- Crop Production: forest/woodlot management, pollinator habitat, pollinator health
- Natural Resources/Environment: biodiversity, hedgerows
- Production Systems: agroecosystems
As honey bee winter losses remain high, orchard pollination increasingly relies on diverse wild bee populations. Not much is known about the importance of early-season forest canopies for supporting pollinators, likely because many forest trees are wind-pollinated and canopies are difficult to access. Last year, the student employed novel canopy-sampling methods and caught over half of known pollinator species over 20 meters high in wind-pollinated tree canopies during the critical resource-poor weeks before apple trees bloom. An individual forest tree can have hundreds of thousands of flowers, orders of magnitude more than understory ephemerals. There is a large knowledge gap as to how these trees support pollination services. This project will use molecular methods to investigate the diet of those canopy-caught bees and identify the forest and hedgerow trees whose pollen is most consumed by important orchard pollinators. Using pollen samples collected from each of the common tree species, each will be analyzed for protein to lipid ratios, a metric relevant for diet quality and bee preference. Pollen production per tree and tree abundance per woodlot will be calculated, to create a complete picture of the quality, quantity, and bee preferences of each species. Finally, the pesticide residues will be analyzed at the Cornell Chemical Ecology Core Facility, and compared with the spray records at each orchard, to determine the toxicity of tree pollen use. This work will directly inform orchardists in management of multifunctional woodlots and hedgerows to increase biodiversity in fruit tree pollination services and overall on-farm sustainability.
Project objectives from proposal:
In spring 2017 and 2018, I employed novel canopy-sampling methods using elevated “bee bowl” traps at 11 sites in NY state. I caught wild bee pollinators in the canopy and understory of woodlots adjacent to pollination-dependent fruit trees.
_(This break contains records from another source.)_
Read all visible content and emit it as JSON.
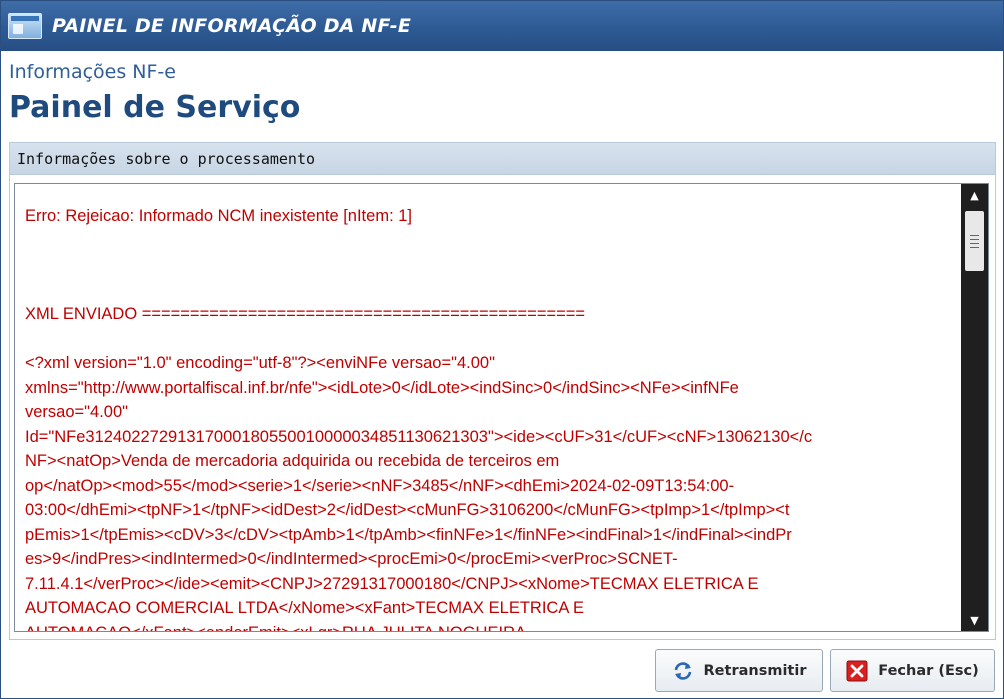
{
  "window": {
    "title": "PAINEL DE INFORMAÇÃO DA NF-E"
  },
  "header": {
    "subtitle": "Informações NF-e",
    "title": "Painel de Serviço"
  },
  "panel": {
    "title": "Informações sobre o processamento",
    "lines": [
      "Erro: Rejeicao: Informado NCM inexistente [nItem: 1]",
      "",
      "",
      "",
      "XML ENVIADO ==============================================",
      "",
      "<?xml version=\"1.0\" encoding=\"utf-8\"?><enviNFe versao=\"4.00\"",
      "xmlns=\"http://www.portalfiscal.inf.br/nfe\"><idLote>0</idLote><indSinc>0</indSinc><NFe><infNFe",
      "versao=\"4.00\"",
      "Id=\"NFe31240227291317000180550010000034851130621303\"><ide><cUF>31</cUF><cNF>13062130</c",
      "NF><natOp>Venda de mercadoria adquirida ou recebida de terceiros em",
      "op</natOp><mod>55</mod><serie>1</serie><nNF>3485</nNF><dhEmi>2024-02-09T13:54:00-",
      "03:00</dhEmi><tpNF>1</tpNF><idDest>2</idDest><cMunFG>3106200</cMunFG><tpImp>1</tpImp><t",
      "pEmis>1</tpEmis><cDV>3</cDV><tpAmb>1</tpAmb><finNFe>1</finNFe><indFinal>1</indFinal><indPr",
      "es>9</indPres><indIntermed>0</indIntermed><procEmi>0</procEmi><verProc>SCNET-",
      "7.11.4.1</verProc></ide><emit><CNPJ>27291317000180</CNPJ><xNome>TECMAX ELETRICA E",
      "AUTOMACAO COMERCIAL LTDA</xNome><xFant>TECMAX ELETRICA E",
      "AUTOMACAO</xFant><enderEmit><xLgr>RUA JULITA NOGUEIRA"
    ]
  },
  "buttons": {
    "retransmit": "Retransmitir",
    "close": "Fechar (Esc)"
  }
}
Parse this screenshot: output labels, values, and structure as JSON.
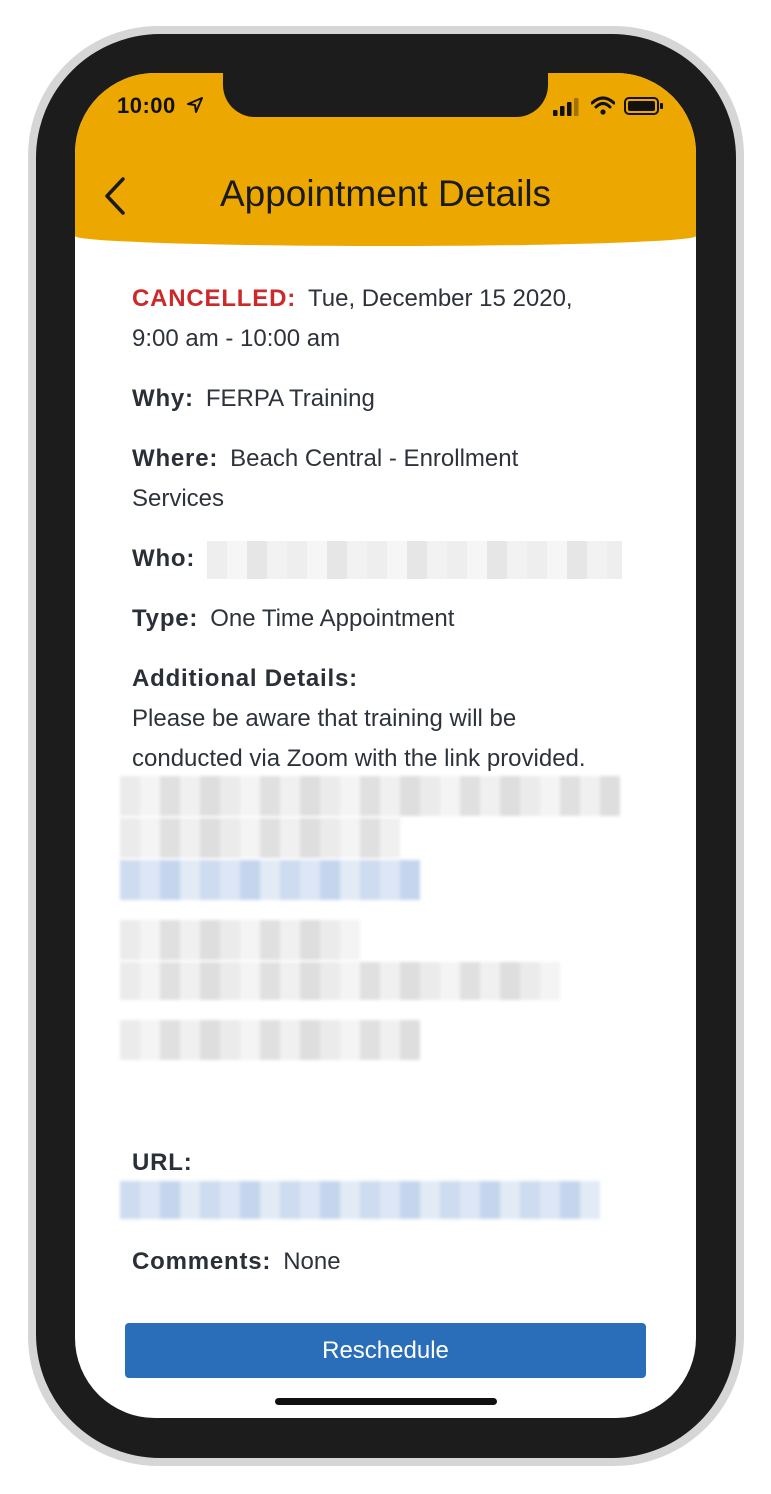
{
  "status_bar": {
    "time": "10:00"
  },
  "header": {
    "title": "Appointment Details",
    "background": "#eca800"
  },
  "appointment": {
    "status": "CANCELLED:",
    "status_color": "#cc2a2a",
    "date_line1": "Tue, December 15 2020,",
    "date_line2": "9:00 am - 10:00 am",
    "why_label": "Why:",
    "why_value": "FERPA Training",
    "where_label": "Where:",
    "where_value_line1": "Beach Central - Enrollment",
    "where_value_line2": "Services",
    "who_label": "Who:",
    "type_label": "Type:",
    "type_value": "One Time Appointment",
    "details_label": "Additional Details:",
    "details_line1": "Please be aware that training will be",
    "details_line2": "conducted via Zoom with the link provided.",
    "url_label": "URL:",
    "comments_label": "Comments:",
    "comments_value": "None"
  },
  "actions": {
    "reschedule_label": "Reschedule",
    "accent": "#2a6db8"
  },
  "icons": [
    "back-chevron-icon",
    "location-arrow-icon",
    "cellular-signal-icon",
    "wifi-icon",
    "battery-icon"
  ]
}
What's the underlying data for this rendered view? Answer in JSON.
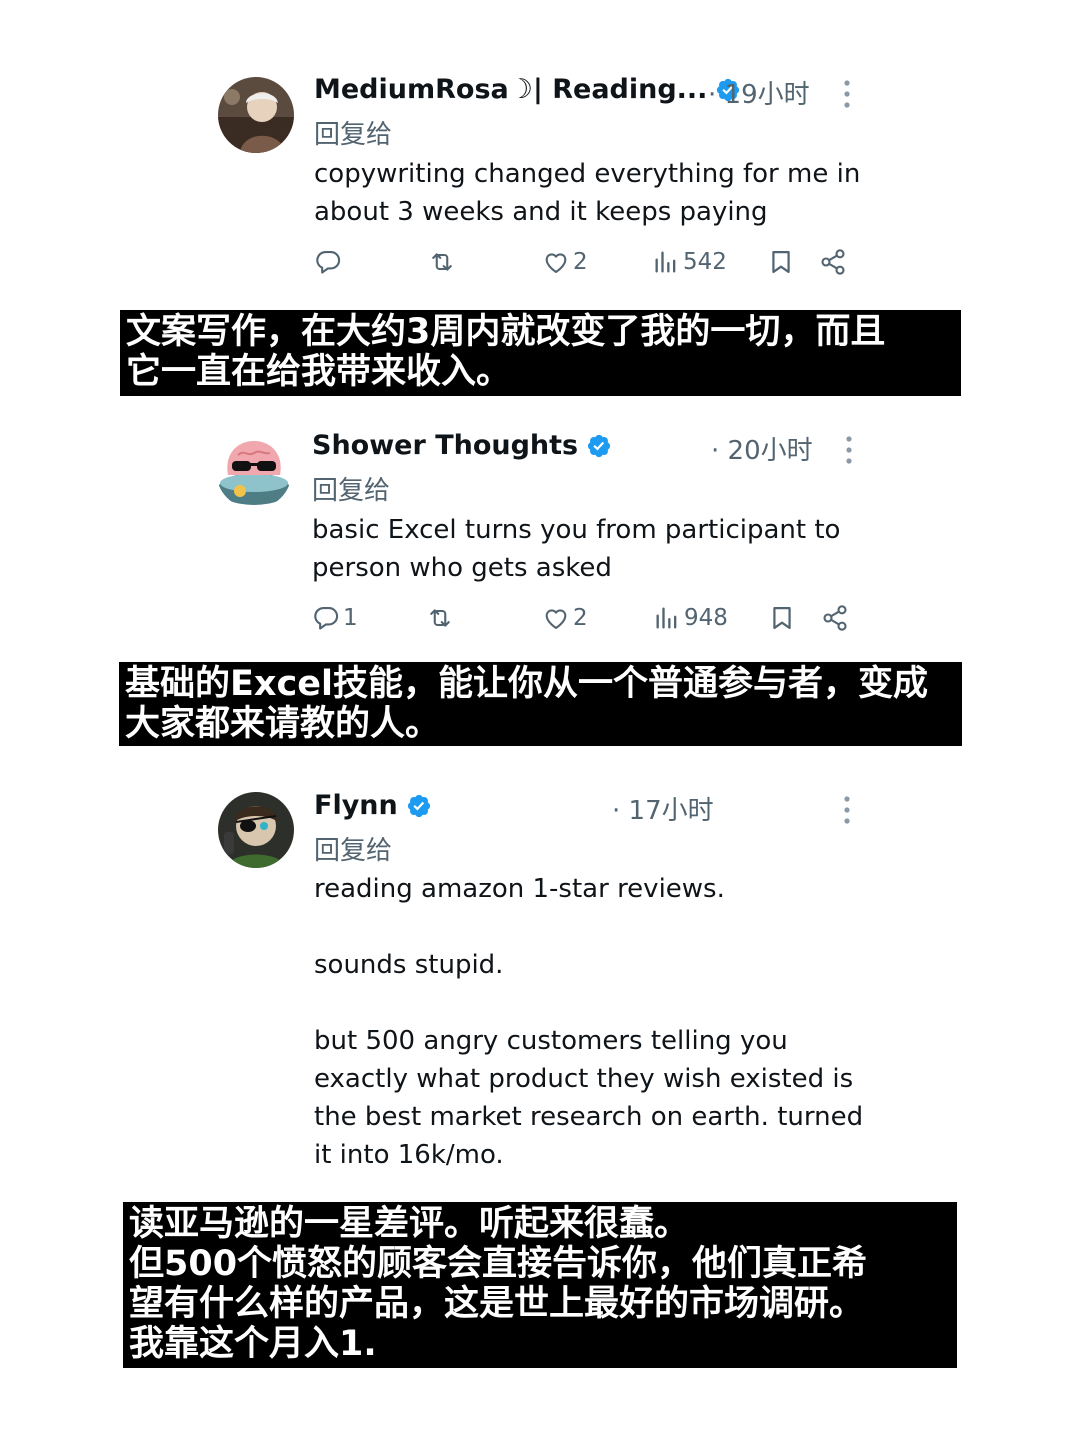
{
  "tweets": [
    {
      "name": "MediumRosa☽| Reading...",
      "time": "· 19小时",
      "reply_to": "回复给",
      "text": "copywriting changed everything for me in\nabout 3 weeks and it keeps paying",
      "replies": "",
      "likes": "2",
      "views": "542",
      "caption": "文案写作，在大约3周内就改变了我的一切，而且\n它一直在给我带来收入。"
    },
    {
      "name": "Shower Thoughts",
      "time": "· 20小时",
      "reply_to": "回复给",
      "text": "basic Excel turns you from participant to\nperson who gets asked",
      "replies": "1",
      "likes": "2",
      "views": "948",
      "caption": "基础的Excel技能，能让你从一个普通参与者，变成\n大家都来请教的人。"
    },
    {
      "name": "Flynn",
      "time": "· 17小时",
      "reply_to": "回复给",
      "text": "reading amazon 1-star reviews.\n\nsounds stupid.\n\nbut 500 angry customers telling you\nexactly what product they wish existed is\nthe best market research on earth. turned\nit into 16k/mo.",
      "caption": "读亚马逊的一星差评。听起来很蠢。\n但500个愤怒的顾客会直接告诉你，他们真正希\n望有什么样的产品，这是世上最好的市场调研。\n我靠这个月入1."
    }
  ],
  "colors": {
    "verified": "#1d9bf0",
    "secondary_text": "#536471",
    "caption_bg": "#000000",
    "caption_text": "#ffffff"
  },
  "icons": [
    "reply-icon",
    "retweet-icon",
    "like-icon",
    "views-icon",
    "bookmark-icon",
    "share-icon",
    "more-icon",
    "verified-badge-icon"
  ]
}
Woodlots were dominated by wind-pollinated species, and more than half of captured bees were known apple pollinators (Russo et al. 2015, Blitzer et al. 2016). Canopy bees were highly abundant during tree bloom, and rapidly declined after, supporting the idea that bees were foraging.
Here, I propose three research objectives investigating(1) bee foraging preferences on tree species, (2) the trees that provide optimal nutritional quantity and quality, and (3) bees’ exposure to pesticides when visiting forest and hedgerow trees near orchards.
(1) I will use DNA barcoding to identify the pollen from guts of trap-caught wild pollinators. Traps demonstrated immense diversity of canopy-foraging bees, but not which trees the bees preferred. Molecular pollen identification methods will provide detailed tree pollen use by the wild pollinating bees. I hypothesize that pollen preferences vary over space, time, and the gradient of forest cover in the surrounding landscape.
(2) I will quantify the pollen quality and quantity of important forest and hedgerow trees with metrics relevant to bee health. To estimate pollen quantity, I will improve estimates of flower abundance for trees and shrubs in an in-development floral resource database for the Finger Lakes region of NY (Iverson et al. unpublished data), then combine these data with per-flower estimates pollen abundance. The only available pollen quality data is missing many local species and provides only protein content (Roulston et al. 2000), while protein:lipid ratio of pollen is most important for pollinator choice (Vaudo et al. 2016a, 2016b). I thus propose to collect and calculate protein:lipid ratios for the common wind- and insect-pollinated forest trees and compare these with apple pollen in adjacent orchards. I will ask if the preferred trees identified in objective (1) also have the highest quality or quantity pollen.
(3) I will quantify pesticide residues in the pollen of forest and hedgerow trees. Using pollen from trees collected 100-500m from the orchard, I will analyze pollen samples for 41 compounds commonly applied in our landscape at the Cornell Chemical Ecology Core Facilities, through the McArt lab. I will calculate toxicity estimates based on the literature and compare wild tree pollen toxicity relative to apple pollen.